Homeless man who turned on family that helped him admits murdering woman and son
Aaron Barley pleaded guilty to killing Tracey Wilkinson and her son Pierce.
A homeless drug user who turned on a family that helped him has admitted murdering the mother and her 13-year-old son in a frenzied knife attack.
Aaron Barley dressed himself in black and put on a balaclava before stabbing Tracey Wilkinson 17 times and inflicting eight knife wounds on her son Pierce at their home in Stourbridge, West Midlands.
Birmingham Crown Court was told Barley – who was given food, friendship and shelter by Mrs Wilkinson – waited through the night until her husband Peter left the house to walk his dog before entering the unlocked property.
Opening the facts of the killings, prosecutor Karim Khalil QC said Barley killed Mrs Wilkinson in her bed and her son in his room – and then attacked her husband as he returned home, shouting, “Die you bastard” as he stabbed the 47-year-old.
Barley – who had covered his yellow trainers in black socks – knifed Mr Wilkinson six times on his lawn before fleeing in his victim’s Land Rover.
Aaron Barley (left) has admitted killing Tracey and Pierce Wilkinson during attack at their Stourbridge family home earlier this year. pic.twitter.com/7UW5tMaj3r— West Midlands Police (@WMPolice) October 3, 2017
Mr Khalil told the court Barley, 24, was a “compulsive liar and manipulator” who was also given a job, accommodation and a mobile phone by the Wilkinsons after Mrs Wilkinson met him outside a supermarket and took him home.
Describing the initial contact between Barley and Mrs Wilkinson, Mr Khalil told the court: “Upon Peter’s return from work, Aaron Barley was in the family kitchen eating Peter’s dinner, which had been given to him by Tracey.
“Barley presented as scruffy and smelly. Tracey said that she had found him sleeping rough outside Tesco.
“Thereafter the defendant went to a hostel whilst accommodation was arranged through the council. He was fed every evening in the Wilkinsons’ home.”
Barley, whose parents died when he was a child, was brought up by a foster carer, who had reported concerns about his behaviour to the police before the killings.
Mr Khalil said Barley had attended an alcohol and drug rehabilitation centre, where 50-year-old Mrs Wilkinson helped out after suffering personal problems in 2015.
Although Barley told volunteers at the centre he wanted to kill someone with a knife – with his “two aims in life” being to kill a policeman and a prison officer – his remarks were dismissed as bravado caused by drug abuse.
The court also heard how Barley was given a job by Mr Wilkinson, working as a labourer in Newport, south Wales, for one of his businesses.
But Barley left the job without notice after falsely claiming his mother had died.
As Mr Wilkinson and other family members sat in the front row of the public gallery, around 15 feet from Barley, Mr Khalil told court: “Peter Wilkinson was naturally intent on trying to continue to support the defendant, as he believed he was grieving and a period of leave was arranged.
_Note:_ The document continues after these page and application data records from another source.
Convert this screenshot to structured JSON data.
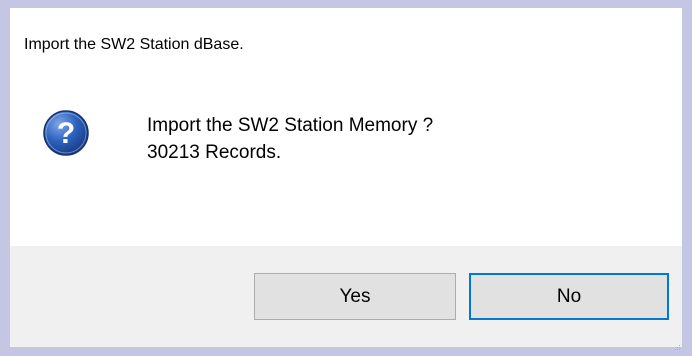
{
  "dialog": {
    "title": "Import the SW2 Station dBase.",
    "icon": "question-icon",
    "message_line1": "Import the SW2 Station Memory ?",
    "message_line2": "30213 Records.",
    "buttons": {
      "yes_label": "Yes",
      "no_label": "No"
    }
  },
  "colors": {
    "window_background": "#c4c6e4",
    "dialog_background": "#ffffff",
    "footer_background": "#f0f0f0",
    "button_face": "#e1e1e1",
    "default_button_border": "#0078d7",
    "question_icon_blue": "#2255a8"
  }
}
“Members of Peter’s company spent a huge amount of time and effort trying to find ways to support the defendant.”
In October last year, Mr Wilkinson returned home from work to find Barley sleeping on his driveway, after which the family allowed him to stay with them for two weeks before the council found alternative accommodation.
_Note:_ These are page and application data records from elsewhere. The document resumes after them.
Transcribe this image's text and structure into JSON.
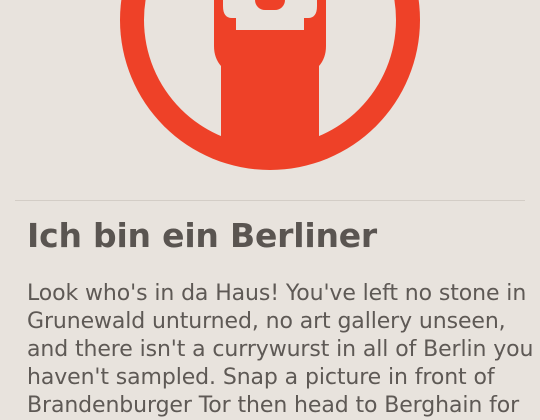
{
  "badge": {
    "icon": "raised-arms-achievement-icon",
    "colors": {
      "primary": "#ee4128",
      "background": "#e8e3dd"
    }
  },
  "achievement": {
    "title": "Ich bin ein Berliner",
    "description": "Look who's in da Haus! You've left no stone in Grunewald unturned, no art gallery unseen, and there isn't a currywurst in all of Berlin you haven't sampled. Snap a picture in front of Brandenburger Tor then head to Berghain for"
  }
}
Barley, who visited the family on Christmas Day and was given lunch, was reported to police after his former foster carer became concerned about messages posted on Facebook.
Among the posts was a threat made by Barley against “my family that have not spoken to me in years” and messages raising his unstable state and the possibility of a a “killing spree”.
Less than a week before the stabbings, the court heard, the Wilkinsons cancelled a mobile phone contract they had paid for Barley.